How franchise tags could impact Clowney returning to the Seahawks
Free agency is less than a week away and the Seahawks will be working hard to keep defensive end Jadeveon Clowney, arguably the best non-quarterback in this year’s market.
Rumors have run rampant over Clowney’s future, as far as both the team he will sign with and how much money he will make.
Some rumors have surfaced that Clowney could demand a contract that makes him the highest-paid defensive player in the history of the NFL, while some think Clowney could sign a deal worth $18 to $20 million. Clowney has also said he would like to sign with a contender rather than a poor team that could potentially offer him more money.
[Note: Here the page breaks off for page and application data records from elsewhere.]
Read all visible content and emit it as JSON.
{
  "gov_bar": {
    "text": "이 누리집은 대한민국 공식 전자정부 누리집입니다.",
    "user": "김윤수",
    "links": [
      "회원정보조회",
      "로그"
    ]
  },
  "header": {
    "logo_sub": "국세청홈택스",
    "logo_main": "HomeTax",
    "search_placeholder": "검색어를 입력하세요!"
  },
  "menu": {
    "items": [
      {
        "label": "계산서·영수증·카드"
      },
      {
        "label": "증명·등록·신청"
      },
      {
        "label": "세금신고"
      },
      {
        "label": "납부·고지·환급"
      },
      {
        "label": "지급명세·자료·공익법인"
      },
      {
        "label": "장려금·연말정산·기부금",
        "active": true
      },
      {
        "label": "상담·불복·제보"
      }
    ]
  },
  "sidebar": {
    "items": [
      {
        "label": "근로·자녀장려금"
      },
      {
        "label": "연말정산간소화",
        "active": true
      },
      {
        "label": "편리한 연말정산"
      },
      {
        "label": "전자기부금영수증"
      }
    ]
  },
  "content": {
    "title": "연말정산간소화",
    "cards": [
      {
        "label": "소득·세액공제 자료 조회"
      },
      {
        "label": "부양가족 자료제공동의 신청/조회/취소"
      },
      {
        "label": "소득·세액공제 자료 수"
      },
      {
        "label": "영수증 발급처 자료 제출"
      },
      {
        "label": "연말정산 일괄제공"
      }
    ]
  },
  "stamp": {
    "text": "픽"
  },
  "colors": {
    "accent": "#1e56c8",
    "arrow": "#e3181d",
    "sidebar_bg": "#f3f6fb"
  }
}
ESPN’s Adam Schefter joined 710 ESPN Seattle’s Bob, Dave and Moore and explained why there’s one thing that will push Clonwey’s asking price up: the franchise tag.
“He had it put into his contract when he was traded (to Seattle from Houston) that they couldn’t franchise him again (Houston did for 2019 before Clowney was traded), so he’s free and clear (to test free agency),” Schefter said. “And when you have all the guys in this market that are going to have tags on them, I think it boosts his value”
Clowney was one of the top five pass rushers scheduled to be a free agent. The other four are all expected to get the franchise tag: Jacksonville’s Yannick Ngakoue, Kansas City’s Chris Jones, Baltimore’s Matt Judon and Tampa Bay’s Shaquill Barrett. The franchise tag for a defensive end is reportedly $19.3 million.
“So when you’ve got the tags that go on the top pass rushers and Jadeveon Clowney can’t be tagged, that automatically boosts his value because he can go where he wants,” Schefter said. “He can go to the highest bidder and somebody will want to pay him.”
Along with the Seahawks, who have said all offseason they want to keep Clowney in Seattle, two teams that have reported interest in the former No. 1 pick are the Indianapolis Colts and the New York Giants. The Colts have the second-most cap space in the NFL and some believe they could sign a top free agent quarterback to help them improve on a disappointing 7-9 season, while the Giants haven’t won more than 5 games in three years and have a first-year head coach in Joe Judge.
“Somebody’s going to pay him and there’s nothing that inhibits him from getting that done,” Schefter said.
Something that teams and fans alike will look at is Clowney’s overall production since entering the league as the first overall pick in 2014. He has been dominant at times and is seen as great against the run, but he has never recorded more than 10 sacks in a season and had just 3 sacks in 2019. Additionally, he has missed at least one game in every season but one.
Even with the concerns over his production and injury history, Schefter is certain teams will throw a lot of money Clowney’s way.
“Teams have money to spend and pass rushers are at a premium. They’re just at a premium,” he said. “You can’t get them because they’re all tagged. That’s why Clowney is going to have value here aside from the fact that he’s a good player, because (there’s) no strings attached.”
Clowney isn’t the only notable Seahawks defensive linemen hitting free agency. Defensive tackle Jarran Reed, who had 10.5 sacks in 2018, could also be in a different uniform in 2020. Unlike Clowney, the Seahawks could use the franchise tag on Reed, but the team reportedly will not do so.
“I have not heard a lot yet, and I will say I’m a little more focused on the CBA and quarterbacks than Jarran Reed at this point in time, but I will say that I’m sure somebody is going to have interest in him and it wouldn’t surprise me if Seattle did,” Schefter said. “The guy’s a talented player. Somebody will bid on the upside and work in incentives in that contract to get him to try to achieve them.”
Reed had a disappointing 2019, recording just 1.5 sacks and being not nearly as disruptive as in 2018. His season was also slowed due to a six-game suspension due to a violation of the NFL’s personal conduct policy in 2017.
“Obviously there’s been some issues there that teams will be aware of and probably account for in any contract that’s written up, but I haven’t heard a lot of activity and not because there’s not a lot, but because I haven’t asked a lot about him (yet),” Schefter said.
You can listen to Schefter’s full conversation with Bob, Dave and Moore at this link or in the player below.
Want more conversations like this? Subscribe to the Bob, Dave and Moore podcast by clicking any of the links below: